Have Realistic Expectations
Many caregivers believe once their child has begun speech therapy, their stuttering will quickly become something they can control on their own. Unfortunately, stuttering treatment is a process and takes TIME. Stuttering is integrated in behaviors, the brain, motor function, emotions, and personal reactions. Implementing any change within these higher-level functions takes time.
Early intervention can often alleviate stuttering altogether, however despite best efforts by everyone, stuttering does persist in some children into their teens and beyond. Although difficult, you must begin to consider stuttering as a chronic disorder. Your total love and acceptance are the MOST important things you can give your child to make them a successful communicator. Remember that speech therapy is a process. The goal is to make stuttering an easier experience for your child, a speech therapist and your child cannot make stuttering stop or just happen less frequently.
Things to DO:

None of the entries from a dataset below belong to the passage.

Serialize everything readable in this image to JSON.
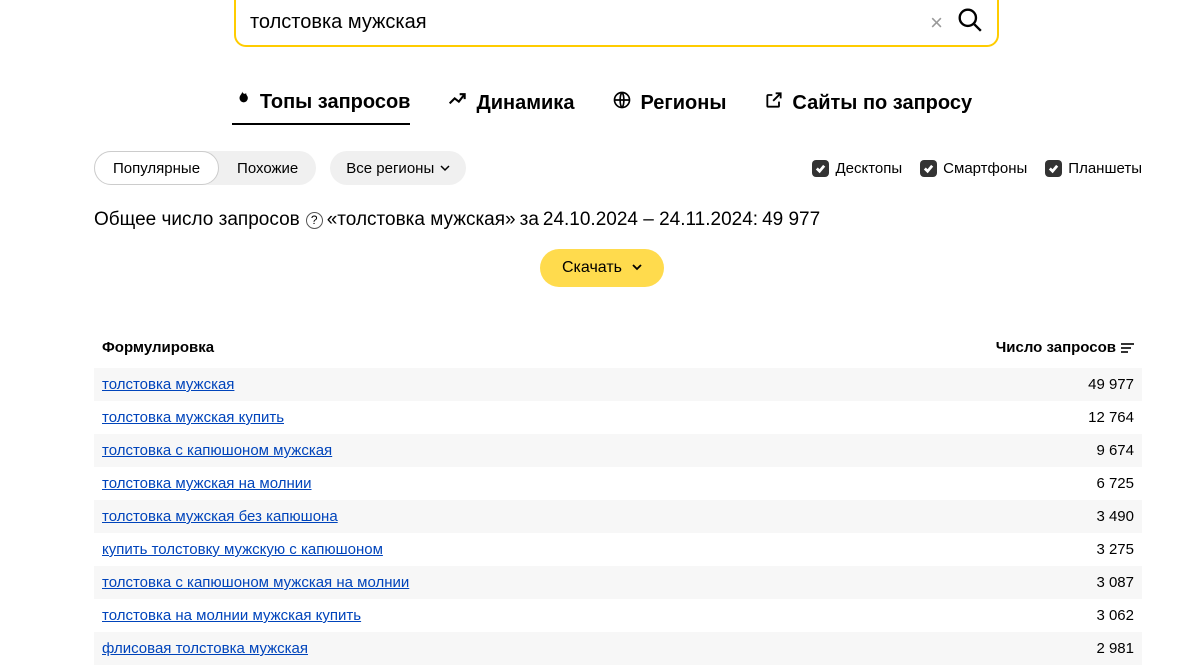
{
  "search": {
    "value": "толстовка мужская"
  },
  "tabs": {
    "tops": "Топы запросов",
    "dynamics": "Динамика",
    "regions": "Регионы",
    "sites": "Сайты по запросу"
  },
  "segments": {
    "popular": "Популярные",
    "similar": "Похожие"
  },
  "region_selector": "Все регионы",
  "devices": {
    "desktop": "Десктопы",
    "smartphones": "Смартфоны",
    "tablets": "Планшеты"
  },
  "summary": {
    "prefix": "Общее число запросов",
    "query_quoted": "«толстовка мужская»",
    "za": "за",
    "date_range": "24.10.2024 – 24.11.2024:",
    "total": "49 977"
  },
  "download_label": "Скачать",
  "columns": {
    "phrase": "Формулировка",
    "count": "Число запросов"
  },
  "rows": [
    {
      "phrase": "толстовка мужская",
      "count": "49 977"
    },
    {
      "phrase": "толстовка мужская купить",
      "count": "12 764"
    },
    {
      "phrase": "толстовка с капюшоном мужская",
      "count": "9 674"
    },
    {
      "phrase": "толстовка мужская на молнии",
      "count": "6 725"
    },
    {
      "phrase": "толстовка мужская без капюшона",
      "count": "3 490"
    },
    {
      "phrase": "купить толстовку мужскую с капюшоном",
      "count": "3 275"
    },
    {
      "phrase": "толстовка с капюшоном мужская на молнии",
      "count": "3 087"
    },
    {
      "phrase": "толстовка на молнии мужская купить",
      "count": "3 062"
    },
    {
      "phrase": "флисовая толстовка мужская",
      "count": "2 981"
    }
  ]
}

• Encourage your child to speak as often as they want, whether they are stuttering or not stuttering.
• Be fully accepting of stuttering in your child’s speech.
• Talk to your child about stuttering and how it makes them feel.
• Make communication a positive experience.
• Ensure that all family members are reacting positively to stuttering. Encourage turn-taking during communication and respecting the importance of listening.
• Maintain eye-contact with your child while they are speaking/stuttering.
• Facilitate (if needed) with your child’s teacher about their stuttering.
• Praise communication in general, not just when there is no stuttering.
• Keep communication open about speech therapy.
• Seek stuttering organizations/communities and meet People Who Stutter.
Things to AVOID:
• Pointing out that your child is stuttering or that they should try to be more fluent. This may make them feel less comfortable about talking. This could initiate the vicious cycle involved in the fear and shame of stuttering.
• Assuming your child wants their word or sentence finished.
• Criticizing stuttering in any context.
• Limiting your child to life experiences due to worry they will stutter there (clubs, sports teams, extracurriculars).
• Shaming or bribing your child to stutter less.
• Teasing/making fun of struggle to communication.
• Encouraging your child to speak less to avoid stuttering.
• Forcing speech therapy upon your child when they are not ready.
For more information, please visit these reliable resources for information on stuttering in children: www.westutter.org www.friendswhostutter.org www.stutteringtreatment.org www.say.org www.stutteringtherapyresources.com
Ashley Cubberly, M.A. CCC-SLP
Caughter, S., & Crofts, V. (2018). Nurturing a resilient mindset in school-aged children who stutter. American Journal of Speech-Language Pathology, 27(3S), 1111-1123. doi:10.1044/2018_ajslp-odc11-17-0189
Craig, A., Blumgart, E., & Tran, Y. (2011). Resilience and stuttering: Factors that protect people from the adversity of chronic stuttering. Journal of Speech, Language, and Hearing Research, 54(6), 1485-1496. doi:10.1044/1092-4388(2011/10-0304)
Kwong, E., Lu, T., & Grayson, G. (2021, January 20). The social side of stuttering. NPR. https://www.npr.org/2021/01/19/958423970/the-social-side-of-stuttering.
Plexico, L. W., Erath, S., Shores, H., & Burrus, E. (2019). Self-acceptance, resilience, coping and satisfaction of life in people who stutter. Journal of Fluency Disorders, 59, 52-63. doi:10.1016/j.jfludis.2018.10.004
National Stuttering Association. www.westutter.org. (2016). https://secure.westutter.org/np/clients/nsa/login.jsp.